The fashion industry is driven by expert judgement. Top seasonal colors are decided upon by either color forecasting associations or companies like Pantone Color Institute. The latter review world fashion weeks on a regular basis: e.g., the key color trends for Fall 2017 were determined based on the colors shown at the latest fashion weeks held in New York and London. The color report was then distributed among mass media and opinion leaders.
Première Vision, Who's next, Heim Textile, and other trade shows serve as a backbone for the expert community of color forecasters. Experts base their projections on an enormous array of visual data on design, arts, and media - upcoming movies and big names in graffiti art also have their say. Color forecasters also review fashion shows even though they are usually scheduled after the forecasts are issued.

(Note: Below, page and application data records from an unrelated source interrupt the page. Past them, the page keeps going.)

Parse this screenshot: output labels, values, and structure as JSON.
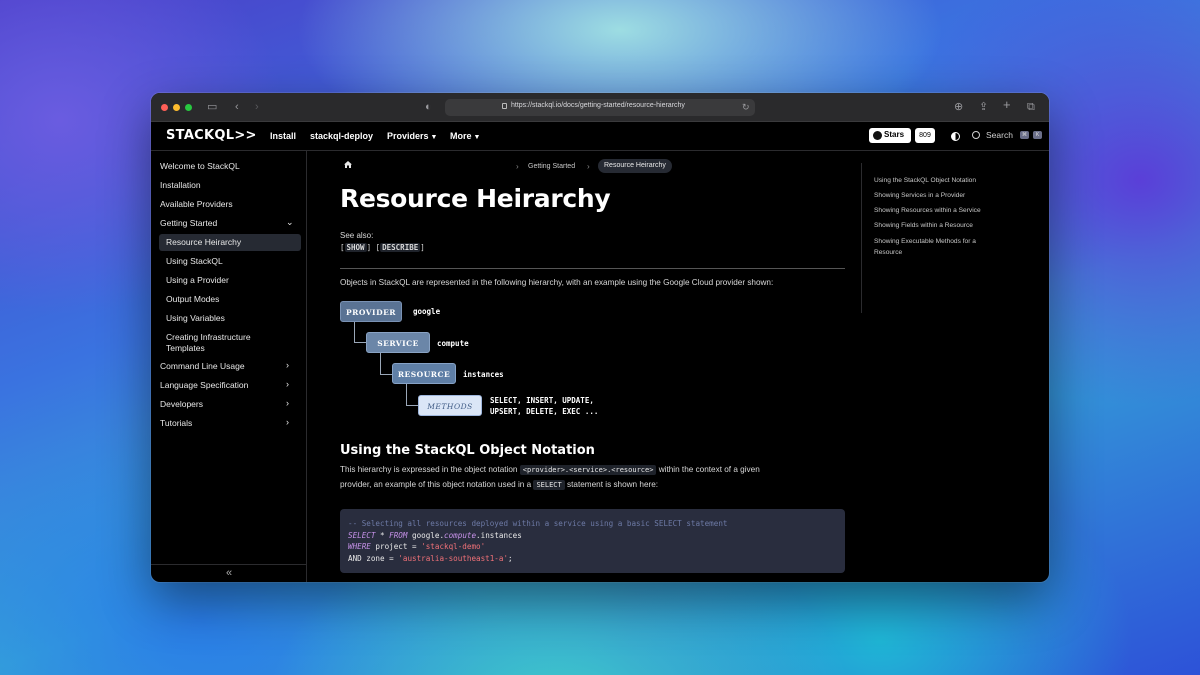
{
  "browser": {
    "url": "https://stackql.io/docs/getting-started/resource-hierarchy"
  },
  "nav": {
    "logo": "STACKQL>>",
    "links": [
      "Install",
      "stackql-deploy",
      "Providers",
      "More"
    ],
    "github_label": "Stars",
    "github_count": "809",
    "search_label": "Search",
    "kbd_keys": [
      "⌘",
      "K"
    ]
  },
  "sidebar": {
    "items": [
      {
        "label": "Welcome to StackQL"
      },
      {
        "label": "Installation"
      },
      {
        "label": "Available Providers"
      },
      {
        "label": "Getting Started",
        "expanded": true
      },
      {
        "label": "Resource Heirarchy",
        "active": true
      },
      {
        "label": "Using StackQL"
      },
      {
        "label": "Using a Provider"
      },
      {
        "label": "Output Modes"
      },
      {
        "label": "Using Variables"
      },
      {
        "label": "Creating Infrastructure",
        "label2": "Templates"
      },
      {
        "label": "Command Line Usage"
      },
      {
        "label": "Language Specification"
      },
      {
        "label": "Developers"
      },
      {
        "label": "Tutorials"
      }
    ],
    "collapse_icon": "«"
  },
  "breadcrumb": {
    "items": [
      "Getting Started",
      "Resource Heirarchy"
    ]
  },
  "page": {
    "title": "Resource Heirarchy",
    "see_also": "See also:",
    "see_also_links": [
      "SHOW",
      "DESCRIBE"
    ],
    "intro": "Objects in StackQL are represented in the following hierarchy, with an example using the Google Cloud provider shown:",
    "hierarchy": [
      {
        "label": "PROVIDER",
        "value": "google",
        "color": "#5a7394"
      },
      {
        "label": "SERVICE",
        "value": "compute",
        "color": "#6b86a8"
      },
      {
        "label": "RESOURCE",
        "value": "instances",
        "color": "#5f7fa6"
      },
      {
        "label": "METHODS",
        "value": "SELECT, INSERT, UPDATE,",
        "value2": "UPSERT, DELETE, EXEC ...",
        "color": "#dbe6f7"
      }
    ],
    "section_heading": "Using the StackQL Object Notation",
    "notation_para_1a": "This hierarchy is expressed in the object notation",
    "notation_code": "<provider>.<service>.<resource>",
    "notation_para_1b": "within the context of a given",
    "notation_para_2a": "provider, an example of this object notation used in a",
    "notation_select": "SELECT",
    "notation_para_2b": "statement is shown here:",
    "code": {
      "comment": "-- Selecting all resources deployed within a service using a basic SELECT statement",
      "line2_kw1": "SELECT",
      "line2_mid": " * ",
      "line2_kw2": "FROM",
      "line2_a": " google.",
      "line2_b": "compute",
      "line2_c": ".instances",
      "line3_kw": "WHERE",
      "line3_a": " project = ",
      "line3_str": "'stackql-demo'",
      "line4_a": "AND zone = ",
      "line4_str": "'australia-southeast1-a'",
      "line4_end": ";"
    }
  },
  "toc": {
    "items": [
      "Using the StackQL Object Notation",
      "Showing Services in a Provider",
      "Showing Resources within a Service",
      "Showing Fields within a Resource",
      "Showing Executable Methods for a Resource"
    ]
  },
  "colors": {
    "accent_active": "#262a33",
    "code_bg": "#292d3e"
  }
}
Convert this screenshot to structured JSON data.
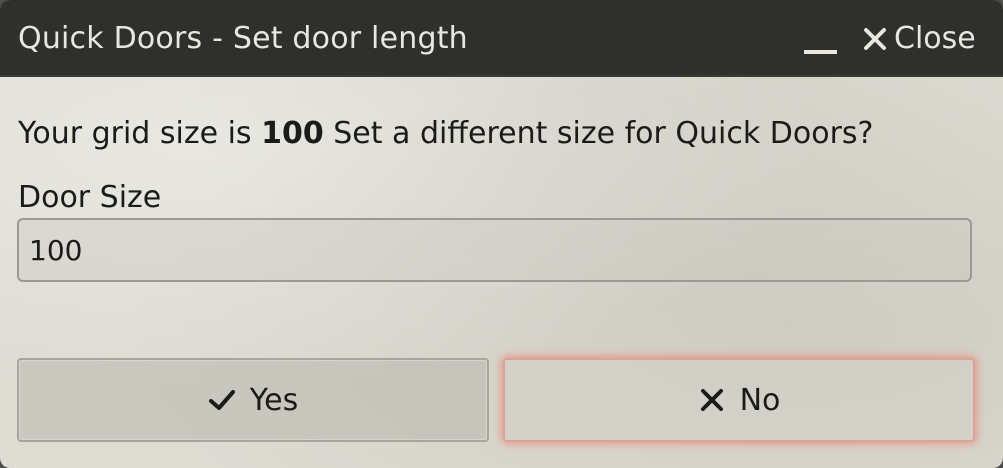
{
  "dialog": {
    "title": "Quick Doors - Set door length",
    "close_label": "Close",
    "message_prefix": "Your grid size is ",
    "grid_size": "100",
    "message_suffix": " Set a different size for Quick Doors?",
    "field_label": "Door Size",
    "door_size_value": "100",
    "yes_label": "Yes",
    "no_label": "No"
  },
  "icons": {
    "minimize": "minimize-icon",
    "close": "close-icon",
    "yes": "check-icon",
    "no": "x-icon"
  },
  "colors": {
    "titlebar": "#2f2f2c",
    "focus_glow": "#ff503c"
  }
}
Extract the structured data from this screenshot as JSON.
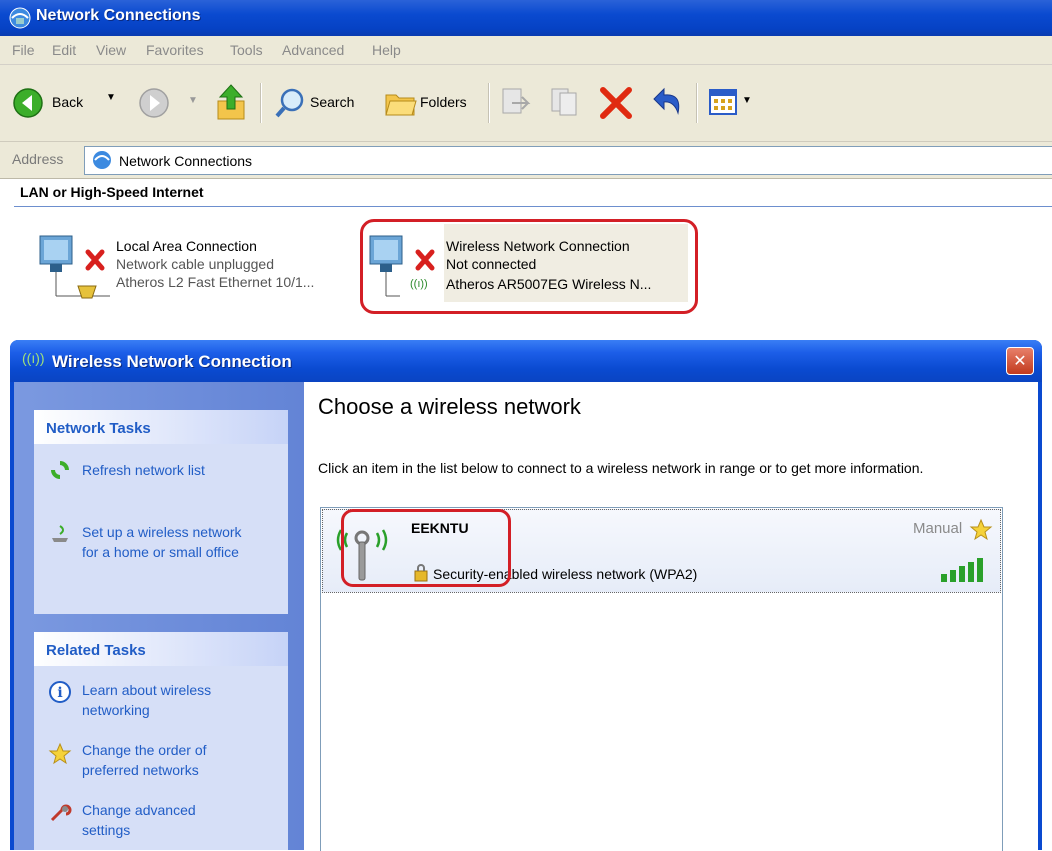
{
  "window": {
    "title": "Network Connections"
  },
  "menu": [
    "File",
    "Edit",
    "View",
    "Favorites",
    "Tools",
    "Advanced",
    "Help"
  ],
  "toolbar": {
    "back": "Back",
    "search": "Search",
    "folders": "Folders"
  },
  "address": {
    "label": "Address",
    "value": "Network Connections"
  },
  "section": {
    "title": "LAN or High-Speed Internet"
  },
  "connections": [
    {
      "name": "Local Area Connection",
      "status": "Network cable unplugged",
      "device": "Atheros L2 Fast Ethernet 10/1..."
    },
    {
      "name": "Wireless Network Connection",
      "status": "Not connected",
      "device": "Atheros AR5007EG Wireless N..."
    }
  ],
  "dialog": {
    "title": "Wireless Network Connection",
    "network_tasks": {
      "title": "Network Tasks",
      "items": [
        "Refresh network list",
        "Set up a wireless network\nfor a home or small office"
      ]
    },
    "related_tasks": {
      "title": "Related Tasks",
      "items": [
        "Learn about wireless\nnetworking",
        "Change the order of\npreferred networks",
        "Change advanced\nsettings"
      ]
    },
    "heading": "Choose a wireless network",
    "description": "Click an item in the list below to connect to a wireless network in range or to get more information.",
    "network": {
      "ssid": "EEKNTU",
      "mode": "Manual",
      "security": "Security-enabled wireless network (WPA2)"
    }
  },
  "colors": {
    "accent": "#215dc6",
    "highlight": "#d31f26",
    "titlebar": "#0a4ad0"
  }
}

Intuition, an eye for color and a healthy curiosity eventually melt into a well-honed skill, while the truth is born of peer discussions.
A group of 50 to 100 experts make their living by discussing the future of fashion design, including making group decisions on color palettes: they literally negotiate what colors are to be deemed relevant for today. In fact, they have a vested interest in making their predictions match the reality because during the next season they will have to prove that the prediction is true. To this end, all 'big bang' products to be released on the market have to come in colors that match the top seasonal color palette. This has been the time-honored way to forecast colors.
Color palette for New York Fashion Week according to Pantone Fashion Color Report, Fall 2017
Nowadays, the situation is changing: forecasting is no longer confined to developing a certain hypothesis but also involves the study of the consumer response to the product based on the big data analysis of online consumer behavior patterns. The research of this kind produces a trend ranking: some trends are well-perceived by the consumer and have chances to develop further, while others are less favored. At this stage one can already settle on colors but still not on specific Pantone shades.
In the case of clothing, colors remain relevant for several seasons: less fashion-conscious audience embraces the trend later by the time the more advanced consumer already switched to the more up-to-date edition of the top seasonal colors. In Europe and America, the life cycle of a color trend is shorter: even kitchen towels routinely available at convenience stores come in trendy colorways, while in less economically developed countries it is common to stick to colors that cost less to produce, that are personal favorites of senior management, or that are just all-time best-selling colors. This is a question of the degree of maturity of the industry, and much less so of the consumer. On the one hand, it would be very convenient for the industry to settle on one color and claim that, say, "peach puff is trendy, shop for all things peach", but on the other hand, things don't really work this top-down way due to the ongoing global trend towards target customization, which leads to market diversity.
The colors that mass media are advertising today as the top seasonal colors were actually decided upon by the expert community as long as several years ago, just as it was for the Fall 2016 forecast. So those grenadine red, tawny port, and tawny scarlet that are much talked about this season come as a revelation only to the end consumer whose exposure to the inner workings of the industry boils down to swiping through the images of the latest campaigns and fashion shoots without actually knowing that she is lagging behind the Zeitgeist by a year or two.
Color palette for London Fashion Week according to Pantone Fashion Color Report, Fall 2017
Here's our edit of 100 pieces that come in the top seasonal colors as defined in the Fashion Color Report, Fall 2017 issued by Pantone Color Institute: from affordable mass market brands and local labels to signature lines by luxury fashion houses. Pick the ones to your liking.